Lawyers, judges, and courts monitoring and enforcing obedience to laws and rules
How is this group defined?
This group involves all legal professional as far as they are concerned with any aspects of personalised medicine. This includes lawyers supporting law makers in parliament to encode political decisions into the “legalise” of laws and executive orders. Also the many lawyers involved in writing and interpreting regulatory rules for hospitals, health care providers and insurers are part of that group. And last, not least, the attorneys and judges dealing with health care claims in courts, when rules seem to have been broken or parties cannot agree on terms of settlement for whatever disagreements they might have.
What are the major roles of this group in personalised medicine?
Especially the lawyers actually writing the laws and providing the guidelines for interpretation and application are at the forefront of determining the impact on personalised medicine. After all this is the codex everything else is held to defining the space and boundaries of potential actions. About equally important is how the courts and judges interpret these rules in their decisions and rulings of individual cases.
What is the major impact of this group on the development of personalised medicine?

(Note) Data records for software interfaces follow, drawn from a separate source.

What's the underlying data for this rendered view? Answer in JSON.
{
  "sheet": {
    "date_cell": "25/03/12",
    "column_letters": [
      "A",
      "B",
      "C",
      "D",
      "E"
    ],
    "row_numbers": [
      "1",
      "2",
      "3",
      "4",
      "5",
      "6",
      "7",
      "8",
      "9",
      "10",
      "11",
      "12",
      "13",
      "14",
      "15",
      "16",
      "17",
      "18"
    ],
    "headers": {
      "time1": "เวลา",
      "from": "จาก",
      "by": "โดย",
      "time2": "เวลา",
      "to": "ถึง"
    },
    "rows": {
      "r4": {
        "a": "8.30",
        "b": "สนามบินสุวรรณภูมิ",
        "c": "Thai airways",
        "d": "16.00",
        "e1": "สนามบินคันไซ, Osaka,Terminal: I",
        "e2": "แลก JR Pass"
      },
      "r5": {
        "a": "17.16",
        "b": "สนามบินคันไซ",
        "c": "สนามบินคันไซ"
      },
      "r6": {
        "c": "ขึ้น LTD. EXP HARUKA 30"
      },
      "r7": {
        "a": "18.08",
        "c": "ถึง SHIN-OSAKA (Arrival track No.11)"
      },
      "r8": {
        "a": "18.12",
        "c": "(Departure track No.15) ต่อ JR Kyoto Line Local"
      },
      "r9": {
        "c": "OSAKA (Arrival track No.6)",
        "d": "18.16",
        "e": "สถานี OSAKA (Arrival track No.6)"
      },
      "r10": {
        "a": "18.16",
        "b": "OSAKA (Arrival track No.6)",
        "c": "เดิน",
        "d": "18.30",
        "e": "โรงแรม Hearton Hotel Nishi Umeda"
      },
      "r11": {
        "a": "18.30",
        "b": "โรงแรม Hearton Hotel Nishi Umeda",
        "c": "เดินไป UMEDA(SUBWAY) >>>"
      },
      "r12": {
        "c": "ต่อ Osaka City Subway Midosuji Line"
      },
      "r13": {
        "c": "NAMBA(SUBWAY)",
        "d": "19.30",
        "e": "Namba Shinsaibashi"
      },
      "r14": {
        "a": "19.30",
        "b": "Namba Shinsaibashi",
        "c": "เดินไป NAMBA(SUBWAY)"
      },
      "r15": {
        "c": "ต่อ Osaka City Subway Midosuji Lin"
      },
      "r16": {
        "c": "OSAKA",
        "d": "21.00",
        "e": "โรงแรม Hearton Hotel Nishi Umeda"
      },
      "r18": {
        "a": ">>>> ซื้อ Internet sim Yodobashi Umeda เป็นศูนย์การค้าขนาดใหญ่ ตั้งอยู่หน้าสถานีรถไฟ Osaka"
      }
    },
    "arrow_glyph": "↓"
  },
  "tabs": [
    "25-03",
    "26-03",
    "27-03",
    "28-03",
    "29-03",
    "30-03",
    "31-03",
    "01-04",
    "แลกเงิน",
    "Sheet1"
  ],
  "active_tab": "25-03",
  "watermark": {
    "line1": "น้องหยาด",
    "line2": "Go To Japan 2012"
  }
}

There are two almost equally important fields directly influenced and controlled by laws and lawyers. The first is of course, which methods can be used for personalised medicine. Hot topics here would be gene editing (somatic and/or germline) and any therapeutic approach based on stem cells, again somatic and or embryonic. Currently, there is a general tendency to avoid germline or embryonic stem cells. Any changes made at these critical tissues would not only affect the treated individual but all children and further generations. It is hardly possible to even estimate the long-term effects of such interventions.
The second part concerns data protection and is of vital interest to all developments in medicine and especially personalised medicine. Of course, nobody really wants to make all medical data publicly available (except for special interest groups, who still would object on a personal basis). On the other hand without access (controlled and anonymised) we will never find out whether a new treatment worked or did not help or even harmed the patient. Of course, a general argument is that everybody can decide on this on their own. However, in reality most people just follow the defaults set by the laws. If these are biased towards NOT-sharing then getting the required data for the development of personalised medicine becomes an uphill battle. Opt-in or opt-out make a huge difference!
Fig. 33 Legal professions
With whom has this group the most important interactions?
Funny enough NOT with the people most affected by their work, except when representing plaintiffs suing some doctors, hospitals, or insurances. Most of the ground work is being done in direct contact with politicians or large organisations of health care providers or insurers.
What is required of this group to further the development and application of personalised medicine?
Well, first of all a profound level of information about personalised medicine at least on a layman’s level would be a great complement to all their legal expertise. This would help them to understand early on where laws and rules contain impractical or outright impairing sections that should be revised immediately. In my opinion lawyers involved in any part of legal conduct (law making, law enforcing, legal challenges) pertinent to personalised medicine should give and seek feedback from scientific and medical experts in the field. This might help to mitigate a lot of tensions before they end up in court.
What’s coming up next?
Next week it’s time to have a look at politicians, the guys officially responsible to turn their voters wishes into politics.